Brief ->
The lines from the one containing "Give me the" through the final line of the data below must be written out exactly, both included, and nothing more.

(Extracted data entries)
────────────────

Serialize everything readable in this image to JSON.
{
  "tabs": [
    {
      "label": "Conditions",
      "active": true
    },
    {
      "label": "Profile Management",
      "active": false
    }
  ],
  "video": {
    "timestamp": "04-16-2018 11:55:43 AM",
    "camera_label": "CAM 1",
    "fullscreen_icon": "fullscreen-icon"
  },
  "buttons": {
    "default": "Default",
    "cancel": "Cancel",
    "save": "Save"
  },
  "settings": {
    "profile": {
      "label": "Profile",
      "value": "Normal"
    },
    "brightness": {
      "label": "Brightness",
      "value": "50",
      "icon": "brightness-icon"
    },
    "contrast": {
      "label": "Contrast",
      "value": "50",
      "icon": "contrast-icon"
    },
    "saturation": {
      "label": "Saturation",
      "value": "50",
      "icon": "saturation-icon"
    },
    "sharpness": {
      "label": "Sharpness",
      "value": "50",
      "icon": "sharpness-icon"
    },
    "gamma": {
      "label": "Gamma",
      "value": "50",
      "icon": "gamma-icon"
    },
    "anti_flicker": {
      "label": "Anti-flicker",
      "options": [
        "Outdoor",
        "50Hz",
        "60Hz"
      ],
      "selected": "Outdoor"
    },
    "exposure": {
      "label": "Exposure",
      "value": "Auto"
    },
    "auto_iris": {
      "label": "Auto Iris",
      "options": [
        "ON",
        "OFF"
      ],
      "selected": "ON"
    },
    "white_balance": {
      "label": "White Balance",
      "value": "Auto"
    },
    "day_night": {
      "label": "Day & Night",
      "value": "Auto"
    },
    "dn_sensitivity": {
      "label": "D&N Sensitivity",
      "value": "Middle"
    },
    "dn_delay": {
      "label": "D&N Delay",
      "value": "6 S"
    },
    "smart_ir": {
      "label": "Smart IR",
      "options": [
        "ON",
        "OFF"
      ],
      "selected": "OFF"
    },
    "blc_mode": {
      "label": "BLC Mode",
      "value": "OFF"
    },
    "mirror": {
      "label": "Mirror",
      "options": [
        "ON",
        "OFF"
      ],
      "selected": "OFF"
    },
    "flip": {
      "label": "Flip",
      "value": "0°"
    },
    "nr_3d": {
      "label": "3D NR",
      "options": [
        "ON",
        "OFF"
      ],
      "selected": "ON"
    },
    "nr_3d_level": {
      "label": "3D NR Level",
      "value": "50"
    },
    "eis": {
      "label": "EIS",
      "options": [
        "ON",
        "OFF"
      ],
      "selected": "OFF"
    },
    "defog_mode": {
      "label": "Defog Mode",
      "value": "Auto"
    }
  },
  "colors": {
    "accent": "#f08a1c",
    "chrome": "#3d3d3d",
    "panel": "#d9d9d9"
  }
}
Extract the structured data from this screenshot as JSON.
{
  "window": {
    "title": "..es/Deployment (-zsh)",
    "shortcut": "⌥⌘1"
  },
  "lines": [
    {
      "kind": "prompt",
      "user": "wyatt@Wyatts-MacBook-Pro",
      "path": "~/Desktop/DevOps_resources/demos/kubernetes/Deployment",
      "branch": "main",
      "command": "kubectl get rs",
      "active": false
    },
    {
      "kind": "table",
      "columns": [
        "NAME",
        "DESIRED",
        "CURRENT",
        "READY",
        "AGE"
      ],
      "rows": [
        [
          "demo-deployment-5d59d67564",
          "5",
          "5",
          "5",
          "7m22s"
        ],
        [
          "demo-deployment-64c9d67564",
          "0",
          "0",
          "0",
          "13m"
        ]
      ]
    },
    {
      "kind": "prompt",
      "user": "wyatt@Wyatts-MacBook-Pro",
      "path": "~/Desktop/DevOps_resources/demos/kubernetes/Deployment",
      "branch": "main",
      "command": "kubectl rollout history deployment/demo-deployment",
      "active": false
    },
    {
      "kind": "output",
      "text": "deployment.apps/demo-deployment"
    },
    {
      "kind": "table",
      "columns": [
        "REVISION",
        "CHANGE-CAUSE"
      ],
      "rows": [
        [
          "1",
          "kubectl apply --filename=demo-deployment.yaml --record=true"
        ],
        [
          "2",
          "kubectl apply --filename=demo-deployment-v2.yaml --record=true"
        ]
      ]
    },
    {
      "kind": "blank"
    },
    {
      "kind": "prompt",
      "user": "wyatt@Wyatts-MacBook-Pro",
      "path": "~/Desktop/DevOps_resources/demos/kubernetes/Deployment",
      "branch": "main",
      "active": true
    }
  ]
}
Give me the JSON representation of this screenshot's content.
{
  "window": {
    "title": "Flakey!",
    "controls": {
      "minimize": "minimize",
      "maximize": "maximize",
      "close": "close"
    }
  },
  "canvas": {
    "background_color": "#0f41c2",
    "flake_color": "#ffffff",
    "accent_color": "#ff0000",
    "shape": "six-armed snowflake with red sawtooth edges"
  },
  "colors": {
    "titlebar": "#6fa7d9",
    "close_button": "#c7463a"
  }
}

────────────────

Solved exercise ->
Give me the JSON representation of this screenshot's content.
{
  "window": {
    "title": "Flakey!",
    "controls": {
      "minimize": "minimize",
      "maximize": "maximize",
      "close": "close"
    }
  },
  "canvas": {
    "background_color": "#0f41c2",
    "flake_color": "#ffffff",
    "accent_color": "#ff0000",
    "shape": "six-armed snowflake with red sawtooth edges"
  },
  "colors": {
    "titlebar": "#6fa7d9",
    "close_button": "#c7463a"
  }
}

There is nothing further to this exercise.